Nested Loop Joins are typically most efficient when joining two small datasets together as opposed to Hash Joins being more efficient for joining large datasets together. (There's also some other other characteristics for when one is more performant than the other as well, such as if the data is already sorted on the join predicate.) From a procedural programming languages perspective, think of Nested Loops as an outer loop that's processing another inner loop inside of it and comparing each value of the inner loop to the current value of the outer loop, whereas Hash Joins do what the name implies and hashes the data of the predicates to do a hash lookup when joining.

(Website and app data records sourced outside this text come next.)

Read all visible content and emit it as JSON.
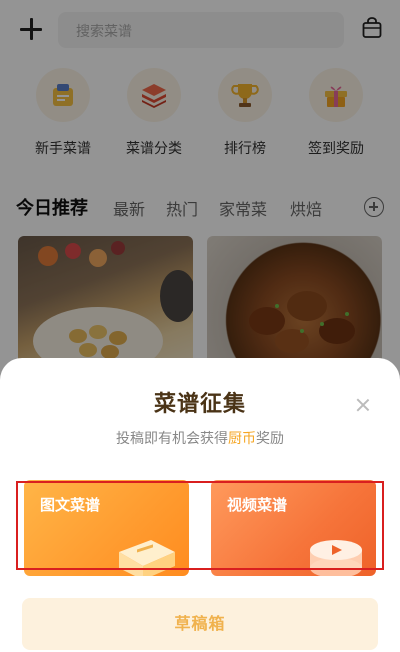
{
  "search": {
    "placeholder": "搜索菜谱"
  },
  "quick_links": [
    {
      "label": "新手菜谱",
      "icon": "beginner-recipe-icon"
    },
    {
      "label": "菜谱分类",
      "icon": "category-icon"
    },
    {
      "label": "排行榜",
      "icon": "trophy-icon"
    },
    {
      "label": "签到奖励",
      "icon": "gift-icon"
    }
  ],
  "tabs": [
    "今日推荐",
    "最新",
    "热门",
    "家常菜",
    "烘焙"
  ],
  "sheet": {
    "title": "菜谱征集",
    "subtitle_prefix": "投稿即有机会获得",
    "subtitle_highlight": "厨币",
    "subtitle_suffix": "奖励",
    "option_image_text": "图文菜谱",
    "option_video": "视频菜谱",
    "draft_button": "草稿箱"
  },
  "colors": {
    "accent": "#f5a623",
    "title_brown": "#4a3316",
    "highlight_frame": "#d91f1f"
  }
}
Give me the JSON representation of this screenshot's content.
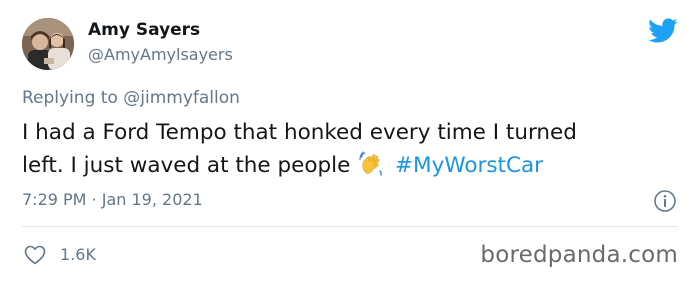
{
  "author": {
    "name": "Amy Sayers",
    "handle": "@AmyAmylsayers"
  },
  "reply": {
    "prefix": "Replying to ",
    "mention": "@jimmyfallon"
  },
  "tweet": {
    "text_line1": "I had a Ford Tempo that honked every time I turned",
    "text_line2": "left. I just waved at the people",
    "emoji": "waving-hand-emoji",
    "hashtag": "#MyWorstCar"
  },
  "meta": {
    "timestamp": "7:29 PM · Jan 19, 2021"
  },
  "actions": {
    "like_count": "1.6K"
  },
  "watermark": "boredpanda.com",
  "colors": {
    "text": "#14171a",
    "secondary": "#657786",
    "link": "#1b95e0",
    "twitter_blue": "#1da1f2",
    "divider": "#e1e8ed"
  },
  "icons": {
    "brand": "twitter-bird-icon",
    "info": "info-icon",
    "like": "heart-icon"
  }
}
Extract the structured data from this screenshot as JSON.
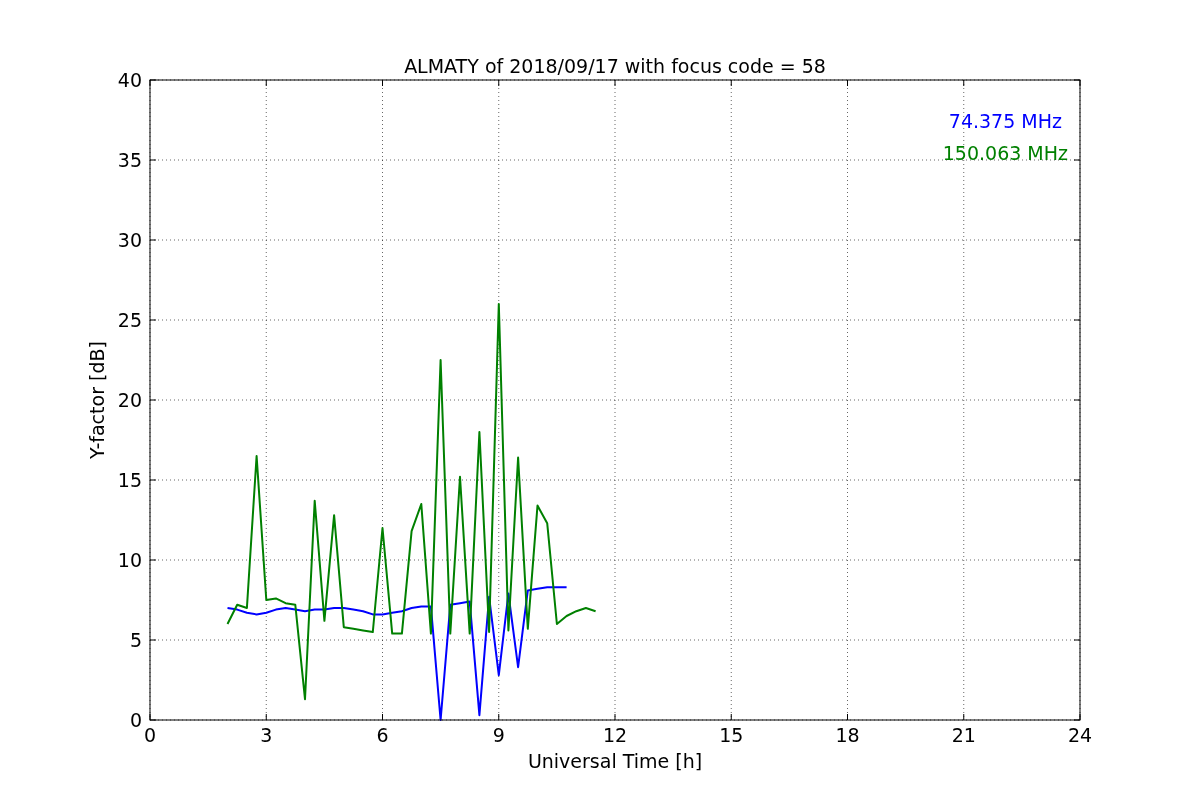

The issue you may be encountering (if similar to the one in my linked question above) is that for some reason the SQL Engine doesn't think your data crosses the tipping point threshold that warrants it to upgrade from a Nested Loop Join operation to a Merge or Hash Join operation. I based my guess on forcing a Hash Join by using the join hint on the fact that your
Table1 has almost ~3.5 million rows, and your estimated execution plan is showing a Nested Loops operation when ultimately joining it to
I presume when you do one of the few things you've mentioned that help improve performance, if you analyze the actual execution plan, you'll likely noticed that specific Nested Loops operation is now replaced with either a Merge or Hash Join.
Erik's mention of a "row goal" issue led me to find a couple of relevant resources you might find interesting as well:
Row Goals Gone Rogue - Bart Duncan - This discusses a little bit on reasons why a Nested Loop Join may be favoured (to meet a row goal) over a Hash Join.
Setting And Identifying Row Goals In Execution Plans - Paul White - Goes more in depth on row goals, what can trigger them, and further discusses causes for Nested Loops to be favoured over Hash Joins.
I'll try to elaborate and improve this answer further when I get more time, but I'd like to finally mention that join hints are generally not an ideal solution and should really only be used when left with no other option to get across the finish line with performance tuning. But they are certainly helpful in trying to debug the cause of a performance issue, such as the one you're currently experiencing.